SLAPPING A COUPLE of coats of emulsion on the walls is probably the quickest kind of decorating, and a cheap way of brightening up a room. But without a bit of preparation, the effect can be spoiled by peeling or flaking, or the pattern showing through. The basic rules are as follows:

1 Old patterned wallpaper can be painted over, but it should be wiped clean with a sponge and soapy water first. Stick any peeling edges back down with wallpaper paste.

2 It is better to strip the paper off first. A steam wallpaper-stripper makes life much easier. Get one from a hire shop for the weekend.

3 If the plaster is in good condition, you may be able to paint straight on to it. Sand it down lightly with sandpaper wrapped round a sanding block. Fill cracks with filler, after brushing any dust out, and wetting with water from a garden spray.

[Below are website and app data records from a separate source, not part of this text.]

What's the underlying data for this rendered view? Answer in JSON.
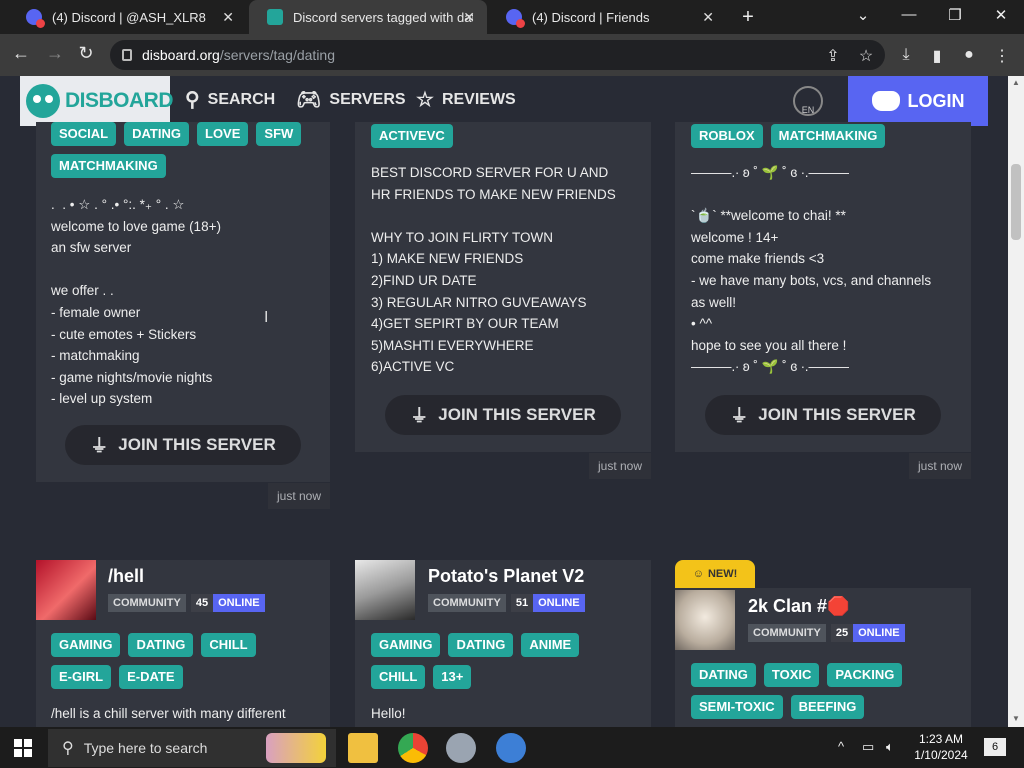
{
  "browser": {
    "tabs": [
      {
        "title": "(4) Discord | @ASH_XLR8",
        "active": false
      },
      {
        "title": "Discord servers tagged with dati",
        "active": true
      },
      {
        "title": "(4) Discord | Friends",
        "active": false
      }
    ],
    "new_tab": "+",
    "url_host": "disboard.org",
    "url_path": "/servers/tag/dating"
  },
  "site": {
    "brand": "DISBOARD",
    "nav": {
      "search": "SEARCH",
      "servers": "SERVERS",
      "reviews": "REVIEWS"
    },
    "lang": "EN",
    "login": "LOGIN"
  },
  "cards_top": [
    {
      "tags": [
        "SOCIAL",
        "DATING",
        "LOVE",
        "SFW",
        "MATCHMAKING"
      ],
      "description": ".  . • ☆ . ° .• °:. *₊ ° . ☆\nwelcome to love game (18+)\nan sfw server\n\nwe offer . .\n- female owner\n- cute emotes + Stickers\n- matchmaking\n- game nights/movie nights\n- level up system",
      "join_label": "JOIN THIS SERVER",
      "timestamp": "just now"
    },
    {
      "tags": [
        "ACTIVEVC"
      ],
      "description": "BEST DISCORD SERVER FOR U AND\nHR FRIENDS TO MAKE NEW FRIENDS\n\nWHY TO JOIN FLIRTY TOWN\n1) MAKE NEW FRIENDS\n2)FIND UR DATE\n3) REGULAR NITRO GUVEAWAYS\n4)GET SEPIRT BY OUR TEAM\n5)MASHTI EVERYWHERE\n6)ACTIVE VC",
      "join_label": "JOIN THIS SERVER",
      "timestamp": "just now"
    },
    {
      "tags": [
        "ROBLOX",
        "MATCHMAKING"
      ],
      "description": "———.∙ ʚ ˚ 🌱 ˚ ɞ ∙.———\n\n`🍵` **welcome to chai! **\nwelcome ! 14+\ncome make friends <3\n- we have many bots, vcs, and channels\nas well!\n• ^^\nhope to see you all there !\n———.∙ ʚ ˚ 🌱 ˚ ɞ ∙.———",
      "join_label": "JOIN THIS SERVER",
      "timestamp": "just now"
    }
  ],
  "cards_bottom": [
    {
      "name": "/hell",
      "category": "COMMUNITY",
      "online_count": "45",
      "online_label": "ONLINE",
      "tags": [
        "GAMING",
        "DATING",
        "CHILL",
        "E-GIRL",
        "E-DATE"
      ],
      "description": "/hell is a chill server with many different"
    },
    {
      "name": "Potato's Planet V2",
      "category": "COMMUNITY",
      "online_count": "51",
      "online_label": "ONLINE",
      "tags": [
        "GAMING",
        "DATING",
        "ANIME",
        "CHILL",
        "13+"
      ],
      "description": "Hello!"
    },
    {
      "badge": "NEW!",
      "name": "2k Clan #🛑",
      "category": "COMMUNITY",
      "online_count": "25",
      "online_label": "ONLINE",
      "tags": [
        "DATING",
        "TOXIC",
        "PACKING",
        "SEMI-TOXIC",
        "BEEFING"
      ]
    }
  ],
  "taskbar": {
    "search_placeholder": "Type here to search",
    "time": "1:23 AM",
    "date": "1/10/2024",
    "notifications": "6"
  },
  "colors": {
    "accent": "#23a59a",
    "brand": "#5865f2",
    "new_badge": "#f3c319",
    "page_bg": "#282b35",
    "card_bg": "#33363f"
  }
}
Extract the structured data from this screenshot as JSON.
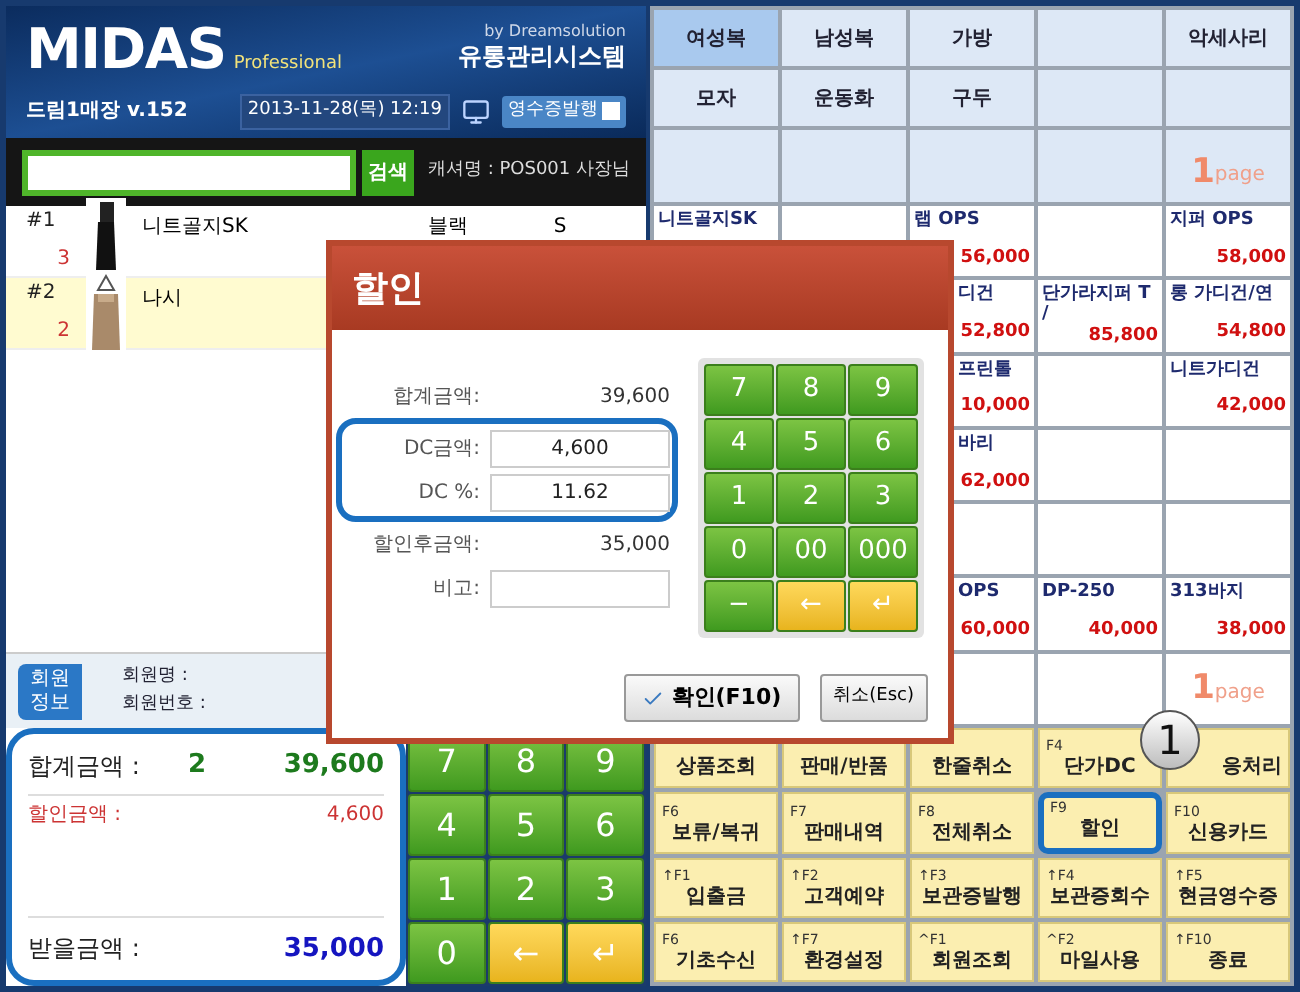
{
  "header": {
    "logo": "MIDAS",
    "edition": "Professional",
    "vendor": "by Dreamsolution",
    "system": "유통관리시스템",
    "store": "드림1매장 v.152",
    "datetime": "2013-11-28(목) 12:19",
    "receipt_button": {
      "label": "영수증발행",
      "checked": false
    }
  },
  "search": {
    "button": "검색",
    "cashier": "캐셔명 : POS001 사장님"
  },
  "items": [
    {
      "no": "#1",
      "qty": "3",
      "name": "니트골지SK",
      "color_label": "블랙",
      "size": "S",
      "selected": false
    },
    {
      "no": "#2",
      "qty": "2",
      "name": "나시",
      "selected": true
    }
  ],
  "member": {
    "badge": "회원 정보",
    "labels": [
      "회원명 :",
      "회원번호 :"
    ]
  },
  "totals": {
    "highlighted": true,
    "rows": [
      {
        "kind": "total",
        "label": "합계금액 :",
        "count": "2",
        "amount": "39,600"
      },
      {
        "kind": "discount",
        "label": "할인금액 :",
        "amount": "4,600"
      },
      {
        "kind": "due",
        "label": "받을금액 :",
        "amount": "35,000"
      }
    ]
  },
  "keypad": [
    {
      "label": "7",
      "kind": "digit"
    },
    {
      "label": "8",
      "kind": "digit"
    },
    {
      "label": "9",
      "kind": "digit"
    },
    {
      "label": "4",
      "kind": "digit"
    },
    {
      "label": "5",
      "kind": "digit"
    },
    {
      "label": "6",
      "kind": "digit"
    },
    {
      "label": "1",
      "kind": "digit"
    },
    {
      "label": "2",
      "kind": "digit"
    },
    {
      "label": "3",
      "kind": "digit"
    },
    {
      "label": "0",
      "kind": "digit"
    },
    {
      "label": "←",
      "kind": "action"
    },
    {
      "label": "↵",
      "kind": "action"
    }
  ],
  "categories": [
    {
      "kind": "button",
      "label": "여성복",
      "selected": true
    },
    {
      "kind": "button",
      "label": "남성복",
      "selected": false
    },
    {
      "kind": "button",
      "label": "가방",
      "selected": false
    },
    {
      "kind": "empty"
    },
    {
      "kind": "button",
      "label": "악세사리",
      "selected": false
    },
    {
      "kind": "button",
      "label": "모자",
      "selected": false
    },
    {
      "kind": "button",
      "label": "운동화",
      "selected": false
    },
    {
      "kind": "button",
      "label": "구두",
      "selected": false
    },
    {
      "kind": "empty"
    },
    {
      "kind": "empty"
    },
    {
      "kind": "empty"
    },
    {
      "kind": "empty"
    },
    {
      "kind": "empty"
    },
    {
      "kind": "empty"
    },
    {
      "kind": "page",
      "page": "1",
      "unit": "page"
    }
  ],
  "products": [
    {
      "kind": "product",
      "name": "니트골지SK"
    },
    {
      "kind": "empty"
    },
    {
      "kind": "product",
      "name": "랩 OPS",
      "price": "56,000"
    },
    {
      "kind": "empty"
    },
    {
      "kind": "product",
      "name": "지퍼 OPS",
      "price": "58,000"
    },
    {
      "kind": "product",
      "name": "디건",
      "price": "52,800"
    },
    {
      "kind": "product",
      "name": "단가라지퍼 T /",
      "price": "85,800"
    },
    {
      "kind": "product",
      "name": "롱 가디건/연",
      "price": "54,800"
    },
    {
      "kind": "product",
      "name": "프린톨",
      "price": "10,000"
    },
    {
      "kind": "empty"
    },
    {
      "kind": "product",
      "name": "니트가디건",
      "price": "42,000"
    },
    {
      "kind": "product",
      "name": "바리",
      "price": "62,000"
    },
    {
      "kind": "empty"
    },
    {
      "kind": "empty"
    },
    {
      "kind": "empty"
    },
    {
      "kind": "empty"
    },
    {
      "kind": "empty"
    },
    {
      "kind": "product",
      "name": "OPS",
      "price": "60,000"
    },
    {
      "kind": "product",
      "name": "DP-250",
      "price": "40,000"
    },
    {
      "kind": "product",
      "name": "313바지",
      "price": "38,000"
    },
    {
      "kind": "empty"
    },
    {
      "kind": "empty"
    },
    {
      "kind": "page",
      "page": "1",
      "unit": "page"
    }
  ],
  "functions": [
    {
      "label": "상품조회",
      "highlighted": false
    },
    {
      "label": "판매/반품",
      "highlighted": false
    },
    {
      "label": "한줄취소",
      "highlighted": false
    },
    {
      "key": "F4",
      "label": "단가DC",
      "highlighted": false
    },
    {
      "label": "응처리",
      "highlighted": false
    },
    {
      "key": "F6",
      "label": "보류/복귀",
      "highlighted": false
    },
    {
      "key": "F7",
      "label": "판매내역",
      "highlighted": false
    },
    {
      "key": "F8",
      "label": "전체취소",
      "highlighted": false
    },
    {
      "key": "F9",
      "label": "할인",
      "highlighted": true
    },
    {
      "key": "F10",
      "label": "신용카드",
      "highlighted": false
    },
    {
      "key": "↑F1",
      "label": "입출금",
      "highlighted": false
    },
    {
      "key": "↑F2",
      "label": "고객예약",
      "highlighted": false
    },
    {
      "key": "↑F3",
      "label": "보관증발행",
      "highlighted": false
    },
    {
      "key": "↑F4",
      "label": "보관증회수",
      "highlighted": false
    },
    {
      "key": "↑F5",
      "label": "현금영수증",
      "highlighted": false
    },
    {
      "key": "F6",
      "label": "기초수신",
      "highlighted": false
    },
    {
      "key": "↑F7",
      "label": "환경설정",
      "highlighted": false
    },
    {
      "key": "^F1",
      "label": "회원조회",
      "highlighted": false
    },
    {
      "key": "^F2",
      "label": "마일사용",
      "highlighted": false
    },
    {
      "key": "↑F10",
      "label": "종료",
      "highlighted": false
    }
  ],
  "callout": "1",
  "dialog": {
    "title": "할인",
    "fields": [
      {
        "kind": "value",
        "label": "합계금액:",
        "value": "39,600",
        "highlighted": false
      },
      {
        "kind": "input",
        "label": "DC금액:",
        "value": "4,600",
        "highlighted": true
      },
      {
        "kind": "input",
        "label": "DC %:",
        "value": "11.62",
        "highlighted": true
      },
      {
        "kind": "value",
        "label": "할인후금액:",
        "value": "35,000",
        "highlighted": false
      },
      {
        "kind": "input",
        "label": "비고:",
        "highlighted": false
      }
    ],
    "keypad": [
      {
        "label": "7",
        "kind": "digit"
      },
      {
        "label": "8",
        "kind": "digit"
      },
      {
        "label": "9",
        "kind": "digit"
      },
      {
        "label": "4",
        "kind": "digit"
      },
      {
        "label": "5",
        "kind": "digit"
      },
      {
        "label": "6",
        "kind": "digit"
      },
      {
        "label": "1",
        "kind": "digit"
      },
      {
        "label": "2",
        "kind": "digit"
      },
      {
        "label": "3",
        "kind": "digit"
      },
      {
        "label": "0",
        "kind": "digit"
      },
      {
        "label": "00",
        "kind": "digit"
      },
      {
        "label": "000",
        "kind": "digit"
      },
      {
        "label": "−",
        "kind": "digit"
      },
      {
        "label": "←",
        "kind": "action"
      },
      {
        "label": "↵",
        "kind": "action"
      }
    ],
    "ok": "확인(F10)",
    "cancel": "취소(Esc)"
  }
}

4 If the plaster is in poor condition, fill the main cracks and then wallpaper it with a heavy grade of lining paper. This is extra work but is cheaper and better than replastering. Use a steam roller to make sure edges are stuck down.

5 Paint walls with a roller rather than a brush. Use a broomstick stuck into the handle to do ceilings without having to stand on anything. Use a long-handled radiator roller to reach into awkward spots. Thin the first coat of emulsion with water to help it go on more easily. Don't worry about the patchy effect; the second coat will cover it up.

Jeff Howell